Amazon’s Fire doesn’t go on sale until next week but significant numbers of potential tablet buyers already consider it a worthy alternative — or at least complement — to the mighty iPad.
Apple’s tablet has seen many competitors come and go (or come and go and come), and even those which remain have scant share compared to the iPad, which has sold some 26 million since April 2010 and owns a staggering 75 percent of the market. Amazon — with extensive e-ink, e-reader experience but none in actual computers — may seem like an unlikely giant killer. Indeed, asked in a poll commissioned by Retrevo.com, “Do you know what the Amazon Kindle Fire is?” 32 percent said they did not.
But 77 percent said they thought the Fire was either a tablet or an e-reader — both accurate enough answers. And 44 percent said they’d “consider” buying one. And only 12 percent said they would only consider an iPad this holiday season.
Interestingly, current tablet owners said they were far more likely to buy another one than consumers who’d be buying their first. But among current owners, there was more potentially good news for Amazon: 27 percent said they’d get a Fire compared to only 20 percent who would get another iPad. This doesn’t necessarily suggest dissatisfaction with the iPad as much as a desire for diversity. But it would appear to be the first indication ever of greater consumer interest in a non-Apple tablet, and it seems to affirm the initial critical consensus that the Fire may be the first device to seriously answer the question: “Why wouldn’t I get an iPad?”
Price may also be part of the appeal: Amazon’s $200 price tag isn’t much more than the cost of a high-end e-ink reader, and 60 percent cheaper than the cheapest iPad.
But value always trumps cost. Amazon may have out-Appled Apple by building a smaller mobile device (7 versus 9.7 inches) that does nearly 100 percent of an even smaller number of the things that draw people to the iPad — just as the iPad made believers of even skeptical notebook users by emphasizing media consumption over creation, and making e-mail, web surfing and sharing a touch-screen paradise.
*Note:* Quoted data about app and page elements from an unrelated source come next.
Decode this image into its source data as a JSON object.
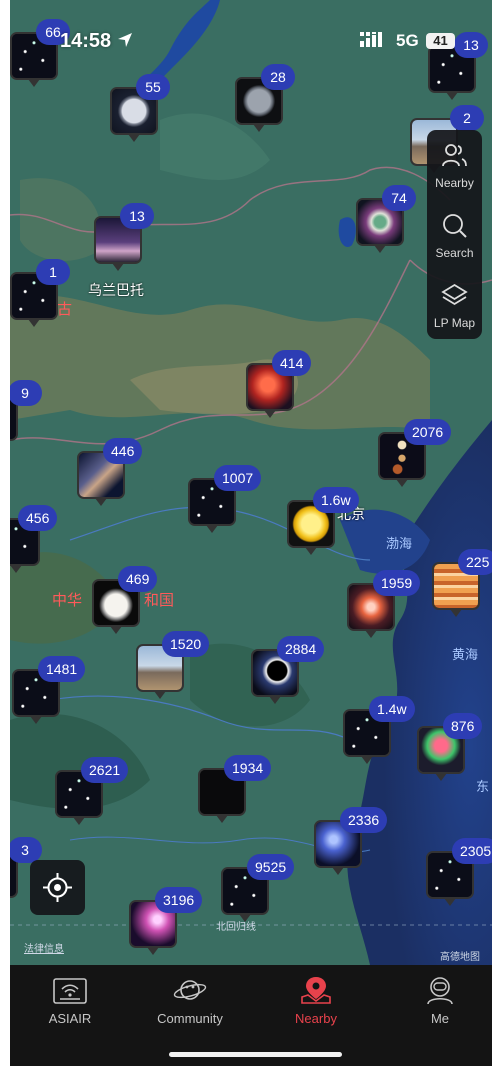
{
  "status_bar": {
    "time": "14:58",
    "carrier": "5G",
    "battery": "41"
  },
  "map": {
    "labels": {
      "ulaanbaatar": "乌兰巴托",
      "mongolia_fragment": "古",
      "china_left": "中华",
      "china_right": "和国",
      "beijing_fragment": "北京",
      "bohai": "渤海",
      "yellow_sea": "黄海",
      "east_fragment": "东",
      "tropic": "北回归线",
      "legal": "法律信息",
      "attribution": "高德地图"
    },
    "pins": [
      {
        "id": "p66",
        "count": "66",
        "thumb": "t-stars"
      },
      {
        "id": "p55",
        "count": "55",
        "thumb": "t-moon"
      },
      {
        "id": "p28",
        "count": "28",
        "thumb": "t-moongrey"
      },
      {
        "id": "p13a",
        "count": "13",
        "thumb": "t-stars"
      },
      {
        "id": "p2",
        "count": "2",
        "thumb": "t-landscape"
      },
      {
        "id": "p13b",
        "count": "13",
        "thumb": "t-purple"
      },
      {
        "id": "p74",
        "count": "74",
        "thumb": "t-neb-green"
      },
      {
        "id": "p1",
        "count": "1",
        "thumb": "t-stars"
      },
      {
        "id": "p414",
        "count": "414",
        "thumb": "t-neb-red"
      },
      {
        "id": "p9",
        "count": "9",
        "thumb": "t-stars"
      },
      {
        "id": "p2076",
        "count": "2076",
        "thumb": "t-phases"
      },
      {
        "id": "p446",
        "count": "446",
        "thumb": "t-mw"
      },
      {
        "id": "p1007",
        "count": "1007",
        "thumb": "t-stars"
      },
      {
        "id": "p16w",
        "count": "1.6w",
        "thumb": "t-sun"
      },
      {
        "id": "p456",
        "count": "456",
        "thumb": "t-stars"
      },
      {
        "id": "p469",
        "count": "469",
        "thumb": "t-moonwhite"
      },
      {
        "id": "p225",
        "count": "225",
        "thumb": "t-jupiter"
      },
      {
        "id": "p1959",
        "count": "1959",
        "thumb": "t-neb-orange"
      },
      {
        "id": "p1520",
        "count": "1520",
        "thumb": "t-landscape"
      },
      {
        "id": "p2884",
        "count": "2884",
        "thumb": "t-eclipse"
      },
      {
        "id": "p1481",
        "count": "1481",
        "thumb": "t-stars"
      },
      {
        "id": "p14w",
        "count": "1.4w",
        "thumb": "t-stars"
      },
      {
        "id": "p876",
        "count": "876",
        "thumb": "t-planet"
      },
      {
        "id": "p2621",
        "count": "2621",
        "thumb": "t-stars"
      },
      {
        "id": "p1934",
        "count": "1934",
        "thumb": "t-dark"
      },
      {
        "id": "p2336",
        "count": "2336",
        "thumb": "t-blue"
      },
      {
        "id": "p3",
        "count": "3",
        "thumb": "t-stars"
      },
      {
        "id": "p2305",
        "count": "2305",
        "thumb": "t-stars"
      },
      {
        "id": "p9525",
        "count": "9525",
        "thumb": "t-stars"
      },
      {
        "id": "p3196",
        "count": "3196",
        "thumb": "t-pink"
      }
    ]
  },
  "side_panel": {
    "nearby": "Nearby",
    "search": "Search",
    "lp_map": "LP Map"
  },
  "tabs": {
    "asiair": "ASIAIR",
    "community": "Community",
    "nearby": "Nearby",
    "me": "Me"
  },
  "colors": {
    "accent": "#e8424c",
    "badge": "#2d3db4"
  }
}
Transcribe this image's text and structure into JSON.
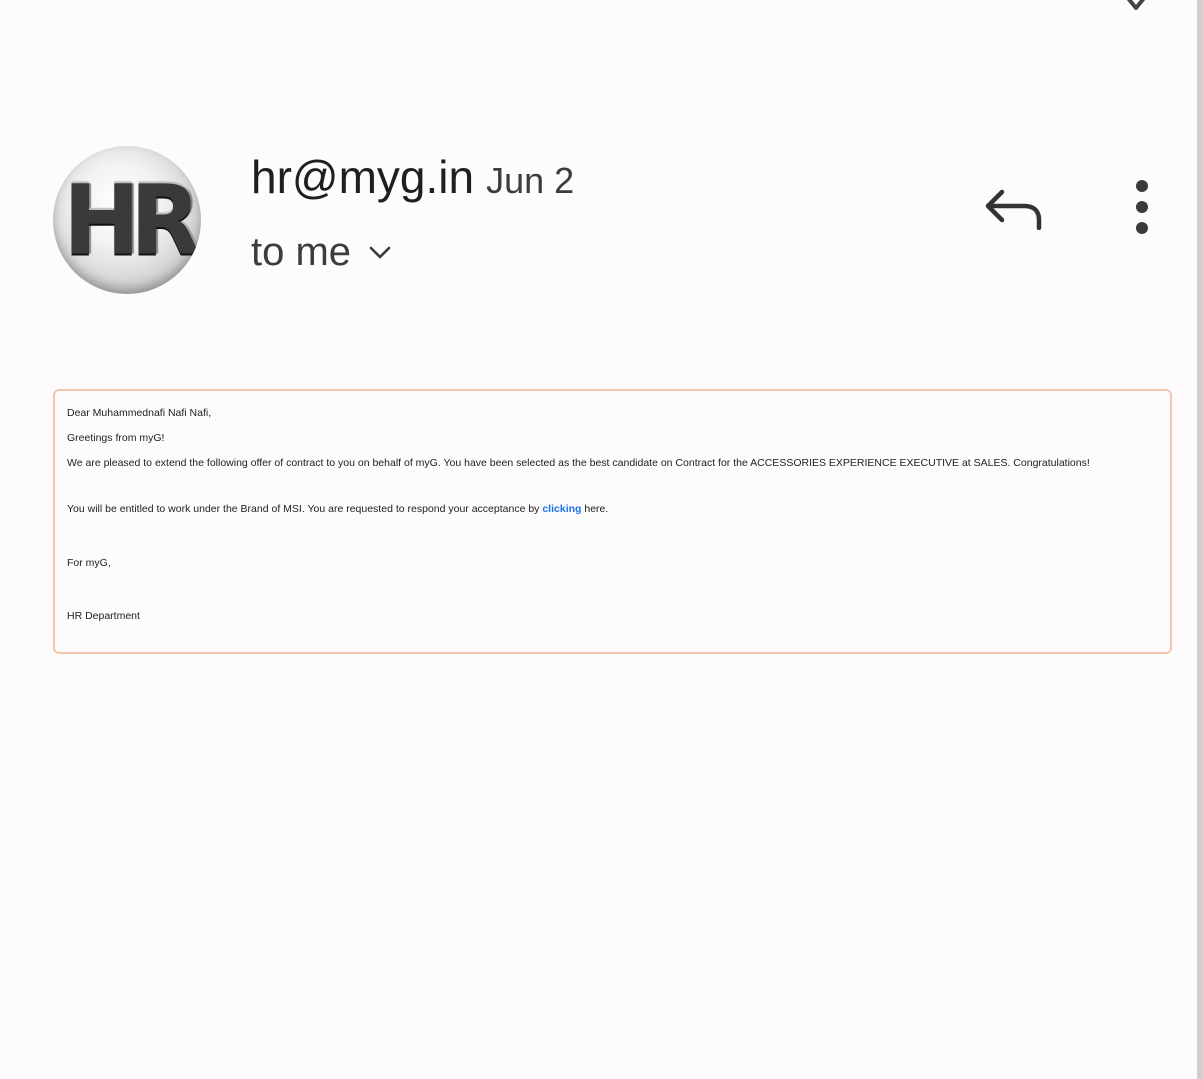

The survey was conducted in October among more than 1,000 U.S. respondents, Retrevo said.